But do I care? No, I don't, and you shouldn't either. And that's why I'm changing my profile photo on Facebook: if I can look like this online, you can look like this in the privacy of your workspace. If, indeed, there still *is* such a thing as "privacy."


Unknown said...

I have a best friend who wears her welding goggles to fry cannoli. It's a hoot, but she stays safe and includes photos of the delicious foolishness. The trick is- nothing foolish about this gal, she's smart!
Stay safe.

Unknown said...

My best friend wears her welding goggles to fry cannoli. The photos are a hoot, but that's not as important as the fact that she lives to fry, and paint, and dance, and cypher, and audit, and teach, and make the world a little better another day. All because she's safe.

I used to work with spray paint and diamond dust on theatrical sets. I was young and stupid, I'm glad I know better now-thanks for the glitter tip. It's a wonder I didn't go blind or stop breathing!

madhabitz said...

I used to dye fabrics all the time, 10 hours a day with fiber reactive dyes. I took reasonable precautions but was fairly relaxed about it. I mostly mixed everything up outside.

Did you know Jean Ray Laury? She was a pretty good friend of mine- she got to questioning me in her oh-so-gentle way (gads I miss her) about my practices. I don't think I convinced her that the stuff was safe- especially after she told me how in the 60s artists would blow their noses, with resulting rainbow-colored snot. Hmmm.. I don't think she used the word snot. Just saying'

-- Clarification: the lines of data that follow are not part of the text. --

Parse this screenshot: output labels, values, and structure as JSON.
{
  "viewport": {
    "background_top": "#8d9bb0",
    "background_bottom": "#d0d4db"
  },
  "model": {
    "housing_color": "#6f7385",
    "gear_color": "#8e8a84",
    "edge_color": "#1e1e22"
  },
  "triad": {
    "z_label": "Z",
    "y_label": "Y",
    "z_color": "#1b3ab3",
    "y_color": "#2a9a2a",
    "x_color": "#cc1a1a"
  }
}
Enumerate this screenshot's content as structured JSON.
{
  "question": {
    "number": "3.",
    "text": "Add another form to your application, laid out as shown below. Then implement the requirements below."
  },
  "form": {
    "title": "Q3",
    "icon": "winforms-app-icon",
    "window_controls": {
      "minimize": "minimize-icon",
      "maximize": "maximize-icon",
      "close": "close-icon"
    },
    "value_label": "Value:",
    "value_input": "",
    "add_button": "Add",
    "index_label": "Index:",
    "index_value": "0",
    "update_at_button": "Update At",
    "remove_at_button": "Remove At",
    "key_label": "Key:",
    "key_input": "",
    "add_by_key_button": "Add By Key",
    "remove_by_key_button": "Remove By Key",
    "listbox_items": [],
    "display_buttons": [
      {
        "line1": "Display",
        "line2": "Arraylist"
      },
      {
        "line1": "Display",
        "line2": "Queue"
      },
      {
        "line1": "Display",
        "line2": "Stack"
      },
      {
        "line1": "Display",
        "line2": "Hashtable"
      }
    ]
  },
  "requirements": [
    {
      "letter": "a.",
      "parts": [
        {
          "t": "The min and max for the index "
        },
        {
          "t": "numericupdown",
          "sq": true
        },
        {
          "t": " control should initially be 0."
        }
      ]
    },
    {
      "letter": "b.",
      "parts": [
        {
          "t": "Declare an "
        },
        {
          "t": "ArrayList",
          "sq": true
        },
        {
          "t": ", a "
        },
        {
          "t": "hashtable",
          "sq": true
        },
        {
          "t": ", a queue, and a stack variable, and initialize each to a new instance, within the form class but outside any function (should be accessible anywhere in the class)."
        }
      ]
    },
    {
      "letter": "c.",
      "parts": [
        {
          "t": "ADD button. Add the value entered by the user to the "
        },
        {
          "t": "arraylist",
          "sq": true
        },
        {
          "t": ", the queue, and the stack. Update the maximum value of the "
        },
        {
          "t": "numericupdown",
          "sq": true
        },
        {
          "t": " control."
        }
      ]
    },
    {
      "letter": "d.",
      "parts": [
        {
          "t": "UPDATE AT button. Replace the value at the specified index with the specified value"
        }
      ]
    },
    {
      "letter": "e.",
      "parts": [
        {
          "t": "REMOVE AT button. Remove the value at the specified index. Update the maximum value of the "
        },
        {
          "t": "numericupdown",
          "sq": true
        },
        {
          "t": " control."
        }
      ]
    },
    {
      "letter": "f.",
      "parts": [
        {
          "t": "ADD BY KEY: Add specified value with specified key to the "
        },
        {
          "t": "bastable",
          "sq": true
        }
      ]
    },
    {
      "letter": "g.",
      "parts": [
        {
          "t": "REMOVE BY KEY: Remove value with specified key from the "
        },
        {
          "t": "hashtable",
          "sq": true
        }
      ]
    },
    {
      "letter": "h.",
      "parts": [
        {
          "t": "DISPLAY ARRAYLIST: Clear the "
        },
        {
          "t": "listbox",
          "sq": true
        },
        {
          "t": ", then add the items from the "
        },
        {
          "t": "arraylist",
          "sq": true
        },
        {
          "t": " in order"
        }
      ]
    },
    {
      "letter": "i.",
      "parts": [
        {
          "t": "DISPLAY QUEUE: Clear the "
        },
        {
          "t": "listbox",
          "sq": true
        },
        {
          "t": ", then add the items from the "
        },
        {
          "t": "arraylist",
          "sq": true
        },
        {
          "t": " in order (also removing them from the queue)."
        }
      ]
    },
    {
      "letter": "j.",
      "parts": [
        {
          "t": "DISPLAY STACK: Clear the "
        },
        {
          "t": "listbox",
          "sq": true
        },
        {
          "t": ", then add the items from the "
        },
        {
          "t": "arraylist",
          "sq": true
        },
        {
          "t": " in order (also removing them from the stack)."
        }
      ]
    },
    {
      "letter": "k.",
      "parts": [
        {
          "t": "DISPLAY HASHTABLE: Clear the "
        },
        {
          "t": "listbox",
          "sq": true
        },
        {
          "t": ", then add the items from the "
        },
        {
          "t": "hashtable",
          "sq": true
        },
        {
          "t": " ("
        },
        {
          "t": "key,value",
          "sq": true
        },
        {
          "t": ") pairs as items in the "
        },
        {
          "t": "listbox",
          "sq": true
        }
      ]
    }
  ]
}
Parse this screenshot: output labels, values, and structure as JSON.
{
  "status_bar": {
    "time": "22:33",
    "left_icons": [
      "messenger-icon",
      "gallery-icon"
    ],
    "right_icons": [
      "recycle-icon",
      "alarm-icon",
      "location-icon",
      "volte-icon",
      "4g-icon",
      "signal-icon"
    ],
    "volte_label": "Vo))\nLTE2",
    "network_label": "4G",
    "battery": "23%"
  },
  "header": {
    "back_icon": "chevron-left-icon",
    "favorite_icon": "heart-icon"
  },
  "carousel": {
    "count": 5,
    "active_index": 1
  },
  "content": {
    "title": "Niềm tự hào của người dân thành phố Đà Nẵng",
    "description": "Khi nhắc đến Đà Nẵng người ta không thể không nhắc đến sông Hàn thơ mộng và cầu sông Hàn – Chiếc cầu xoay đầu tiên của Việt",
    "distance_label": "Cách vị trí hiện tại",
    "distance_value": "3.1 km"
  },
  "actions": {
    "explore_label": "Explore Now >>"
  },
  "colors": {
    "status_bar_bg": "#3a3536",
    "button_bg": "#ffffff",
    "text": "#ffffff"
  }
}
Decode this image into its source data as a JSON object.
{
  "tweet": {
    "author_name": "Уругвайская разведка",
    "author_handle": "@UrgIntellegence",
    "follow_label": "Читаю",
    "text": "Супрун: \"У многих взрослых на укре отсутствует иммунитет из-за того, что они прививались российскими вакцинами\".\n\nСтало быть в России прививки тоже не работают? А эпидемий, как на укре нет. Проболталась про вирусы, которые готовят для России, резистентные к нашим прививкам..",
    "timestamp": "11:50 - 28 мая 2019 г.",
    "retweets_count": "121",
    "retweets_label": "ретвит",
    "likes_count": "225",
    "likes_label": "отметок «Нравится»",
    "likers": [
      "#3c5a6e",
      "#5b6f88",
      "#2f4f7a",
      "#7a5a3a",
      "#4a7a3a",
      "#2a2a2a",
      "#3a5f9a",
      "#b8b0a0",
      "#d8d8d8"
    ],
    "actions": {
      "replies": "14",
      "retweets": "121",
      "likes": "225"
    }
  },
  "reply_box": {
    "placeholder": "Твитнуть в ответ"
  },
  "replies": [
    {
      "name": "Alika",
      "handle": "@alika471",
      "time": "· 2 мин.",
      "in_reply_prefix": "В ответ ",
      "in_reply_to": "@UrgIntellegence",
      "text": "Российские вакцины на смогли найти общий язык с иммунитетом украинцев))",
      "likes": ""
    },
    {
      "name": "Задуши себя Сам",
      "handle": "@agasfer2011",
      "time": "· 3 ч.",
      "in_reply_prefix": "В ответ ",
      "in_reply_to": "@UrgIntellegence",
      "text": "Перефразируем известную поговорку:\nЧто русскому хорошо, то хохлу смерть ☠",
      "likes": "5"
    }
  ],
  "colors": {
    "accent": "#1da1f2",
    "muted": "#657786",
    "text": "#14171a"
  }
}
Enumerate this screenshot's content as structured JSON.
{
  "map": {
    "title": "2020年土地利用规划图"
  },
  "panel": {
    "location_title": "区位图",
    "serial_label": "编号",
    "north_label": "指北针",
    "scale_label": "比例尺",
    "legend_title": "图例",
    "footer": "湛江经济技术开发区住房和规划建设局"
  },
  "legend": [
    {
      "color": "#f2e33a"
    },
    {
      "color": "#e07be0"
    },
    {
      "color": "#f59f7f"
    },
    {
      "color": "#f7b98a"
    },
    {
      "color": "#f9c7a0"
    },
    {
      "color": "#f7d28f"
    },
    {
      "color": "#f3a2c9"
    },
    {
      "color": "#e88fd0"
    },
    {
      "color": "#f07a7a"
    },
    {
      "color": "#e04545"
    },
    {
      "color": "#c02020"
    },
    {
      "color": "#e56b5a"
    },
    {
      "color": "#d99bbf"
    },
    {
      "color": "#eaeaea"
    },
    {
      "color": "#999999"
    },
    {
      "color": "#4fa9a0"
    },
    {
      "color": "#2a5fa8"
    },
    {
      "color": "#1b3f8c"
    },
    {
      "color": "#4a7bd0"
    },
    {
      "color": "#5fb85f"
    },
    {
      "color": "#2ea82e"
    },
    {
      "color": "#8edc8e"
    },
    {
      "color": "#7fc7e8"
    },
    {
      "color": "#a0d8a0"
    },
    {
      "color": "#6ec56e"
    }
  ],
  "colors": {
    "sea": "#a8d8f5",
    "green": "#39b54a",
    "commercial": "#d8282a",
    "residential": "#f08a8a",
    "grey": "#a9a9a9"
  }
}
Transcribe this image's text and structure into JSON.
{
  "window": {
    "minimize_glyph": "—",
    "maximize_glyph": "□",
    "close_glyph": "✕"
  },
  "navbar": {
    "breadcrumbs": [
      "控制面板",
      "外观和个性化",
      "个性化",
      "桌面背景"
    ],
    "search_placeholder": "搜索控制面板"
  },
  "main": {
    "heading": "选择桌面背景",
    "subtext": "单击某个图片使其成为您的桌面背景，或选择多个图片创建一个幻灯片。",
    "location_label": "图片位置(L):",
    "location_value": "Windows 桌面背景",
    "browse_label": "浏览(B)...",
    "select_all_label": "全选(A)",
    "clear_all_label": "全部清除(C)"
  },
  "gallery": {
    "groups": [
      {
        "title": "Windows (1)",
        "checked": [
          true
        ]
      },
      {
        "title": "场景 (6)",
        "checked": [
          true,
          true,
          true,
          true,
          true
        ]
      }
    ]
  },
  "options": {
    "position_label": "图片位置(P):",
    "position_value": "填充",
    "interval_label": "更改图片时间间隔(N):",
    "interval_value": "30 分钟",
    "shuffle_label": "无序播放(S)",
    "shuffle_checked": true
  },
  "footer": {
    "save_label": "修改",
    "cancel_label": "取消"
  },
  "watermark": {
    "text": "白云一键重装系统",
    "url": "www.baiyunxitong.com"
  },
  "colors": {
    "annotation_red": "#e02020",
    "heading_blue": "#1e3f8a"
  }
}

Anyway, your message is a good one. I like your new photo- it's so you ;-)

Carol said...

love it - you tell 'em, Rice!!

Dawn Gold said...

Sound advice, when I was nursing I hated when I had to go and assist in the eye theatre, eyes are precious and having seen some of the injuries I have I try and take care of them

Ricë said...

Thanks, y'all! Please feel free to share this post so as many people as possible keep this in mind. I don't have all the info they need, but maybe they'll be spurred to do the necessary research for their specific tools and materials. I hope so.

Overexposed and Slightly Bent said...

Good post - no - great post - wish more people would pay attention to safety... Thank you !!! Glad to hear you are o.k. too...!

lynners said...

Sort of different but related on the particulate thing. Here in NZ we have had several people die from inhaling commercial potting mix dust (You know how when you open the bag and the dry compost dust blows up in your face?) The mixes have the same bug that causes legionaires disease, so a face mask is recommended. Also open your potting mix outside, keep your face away from it, and damp it down as soon as you can.

Ricë said...

Whoa! Now there's something I've never even thought about. Thanks for the warning.

freshcityfarm said...

Funniest. Post. Ever.
(well delivered, important message but FUNNY!)

S WC said...

This couldn't have been more timely. I was clipping a nail and it popped into my eye. Oh my. These nails do fly. I was lucky I got it out with eye wash and a cotton ball and it slid out without cutting me. But now I'm trying to figure out how to cut my nails with bifocals when I can't see that well. Do these goggles fit over glasses? I'll need to investigate.